EXERCISE INPUT>

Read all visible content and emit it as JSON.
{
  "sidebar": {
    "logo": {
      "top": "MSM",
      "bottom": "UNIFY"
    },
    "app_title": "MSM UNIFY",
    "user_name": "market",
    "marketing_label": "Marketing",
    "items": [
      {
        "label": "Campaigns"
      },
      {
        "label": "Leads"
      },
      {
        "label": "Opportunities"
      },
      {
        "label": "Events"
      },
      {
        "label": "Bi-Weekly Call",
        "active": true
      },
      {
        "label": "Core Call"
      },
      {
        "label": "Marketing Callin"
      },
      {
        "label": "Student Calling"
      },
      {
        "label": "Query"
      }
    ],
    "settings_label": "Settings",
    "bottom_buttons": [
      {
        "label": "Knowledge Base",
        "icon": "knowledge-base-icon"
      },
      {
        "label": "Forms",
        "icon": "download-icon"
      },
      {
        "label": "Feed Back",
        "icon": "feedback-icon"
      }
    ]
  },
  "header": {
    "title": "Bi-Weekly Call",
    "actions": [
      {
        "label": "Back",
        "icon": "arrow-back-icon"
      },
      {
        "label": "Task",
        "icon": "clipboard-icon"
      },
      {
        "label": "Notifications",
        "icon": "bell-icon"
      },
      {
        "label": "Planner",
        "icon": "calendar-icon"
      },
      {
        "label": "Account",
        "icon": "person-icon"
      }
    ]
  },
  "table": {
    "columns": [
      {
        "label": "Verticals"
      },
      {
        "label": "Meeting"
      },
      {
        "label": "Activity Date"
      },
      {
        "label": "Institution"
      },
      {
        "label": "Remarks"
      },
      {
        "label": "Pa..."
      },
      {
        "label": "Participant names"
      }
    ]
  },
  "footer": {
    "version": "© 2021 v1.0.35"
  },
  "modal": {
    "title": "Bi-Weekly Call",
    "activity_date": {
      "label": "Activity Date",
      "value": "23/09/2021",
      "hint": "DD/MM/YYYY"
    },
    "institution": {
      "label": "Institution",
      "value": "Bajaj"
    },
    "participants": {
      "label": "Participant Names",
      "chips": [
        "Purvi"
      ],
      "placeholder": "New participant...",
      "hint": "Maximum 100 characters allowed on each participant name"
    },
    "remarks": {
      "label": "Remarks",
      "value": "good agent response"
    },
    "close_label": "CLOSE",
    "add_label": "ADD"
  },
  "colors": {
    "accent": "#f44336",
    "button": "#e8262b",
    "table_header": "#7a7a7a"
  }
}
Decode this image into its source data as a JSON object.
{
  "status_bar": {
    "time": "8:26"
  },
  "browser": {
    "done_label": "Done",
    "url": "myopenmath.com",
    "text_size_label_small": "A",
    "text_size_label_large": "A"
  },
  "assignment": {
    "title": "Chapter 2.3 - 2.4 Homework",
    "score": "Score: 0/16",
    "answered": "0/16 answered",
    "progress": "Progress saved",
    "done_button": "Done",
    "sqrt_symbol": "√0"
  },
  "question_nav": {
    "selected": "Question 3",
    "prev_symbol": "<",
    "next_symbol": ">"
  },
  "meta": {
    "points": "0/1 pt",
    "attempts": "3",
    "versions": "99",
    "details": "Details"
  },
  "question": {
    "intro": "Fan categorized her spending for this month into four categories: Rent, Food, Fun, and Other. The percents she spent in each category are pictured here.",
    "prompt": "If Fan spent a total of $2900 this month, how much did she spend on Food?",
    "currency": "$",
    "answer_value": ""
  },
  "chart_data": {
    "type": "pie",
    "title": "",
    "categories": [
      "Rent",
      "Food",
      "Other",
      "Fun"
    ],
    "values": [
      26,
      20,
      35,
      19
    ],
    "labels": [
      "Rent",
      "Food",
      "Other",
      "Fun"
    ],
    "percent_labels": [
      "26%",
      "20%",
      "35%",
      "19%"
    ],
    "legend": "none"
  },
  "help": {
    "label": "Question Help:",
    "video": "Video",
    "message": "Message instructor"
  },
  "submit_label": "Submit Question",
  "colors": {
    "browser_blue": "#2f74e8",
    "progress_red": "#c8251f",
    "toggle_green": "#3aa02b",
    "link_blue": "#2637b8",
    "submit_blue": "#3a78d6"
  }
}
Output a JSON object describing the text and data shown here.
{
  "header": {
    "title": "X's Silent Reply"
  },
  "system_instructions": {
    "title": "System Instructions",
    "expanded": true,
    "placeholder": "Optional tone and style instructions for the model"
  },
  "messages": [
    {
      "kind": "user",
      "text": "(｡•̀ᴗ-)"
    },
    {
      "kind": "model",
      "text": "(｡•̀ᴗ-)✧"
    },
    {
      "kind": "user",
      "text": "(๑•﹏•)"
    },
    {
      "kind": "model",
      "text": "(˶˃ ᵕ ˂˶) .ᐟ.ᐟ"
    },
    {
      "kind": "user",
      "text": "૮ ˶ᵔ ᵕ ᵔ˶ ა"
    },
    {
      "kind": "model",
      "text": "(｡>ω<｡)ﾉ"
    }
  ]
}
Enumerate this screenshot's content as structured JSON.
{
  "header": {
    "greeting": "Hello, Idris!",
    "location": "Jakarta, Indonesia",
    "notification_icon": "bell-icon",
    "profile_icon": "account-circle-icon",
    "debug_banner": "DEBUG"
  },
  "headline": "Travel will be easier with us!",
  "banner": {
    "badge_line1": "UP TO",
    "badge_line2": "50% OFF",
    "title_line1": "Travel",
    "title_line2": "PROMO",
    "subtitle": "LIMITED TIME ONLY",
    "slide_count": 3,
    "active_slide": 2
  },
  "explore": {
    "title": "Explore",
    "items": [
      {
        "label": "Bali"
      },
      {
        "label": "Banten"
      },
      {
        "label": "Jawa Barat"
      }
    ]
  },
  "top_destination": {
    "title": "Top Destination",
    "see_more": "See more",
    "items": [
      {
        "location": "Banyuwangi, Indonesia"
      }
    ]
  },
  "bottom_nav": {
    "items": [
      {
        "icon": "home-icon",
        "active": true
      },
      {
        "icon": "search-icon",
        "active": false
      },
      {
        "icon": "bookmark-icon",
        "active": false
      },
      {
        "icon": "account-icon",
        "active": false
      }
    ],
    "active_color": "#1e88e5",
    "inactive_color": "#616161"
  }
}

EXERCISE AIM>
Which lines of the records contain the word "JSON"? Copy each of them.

RESULT>
Read all visible content and emit it as JSON.
Decode this image into its source data as a JSON object.
Output a JSON object describing the text and data shown here.
Enumerate this screenshot's content as structured JSON.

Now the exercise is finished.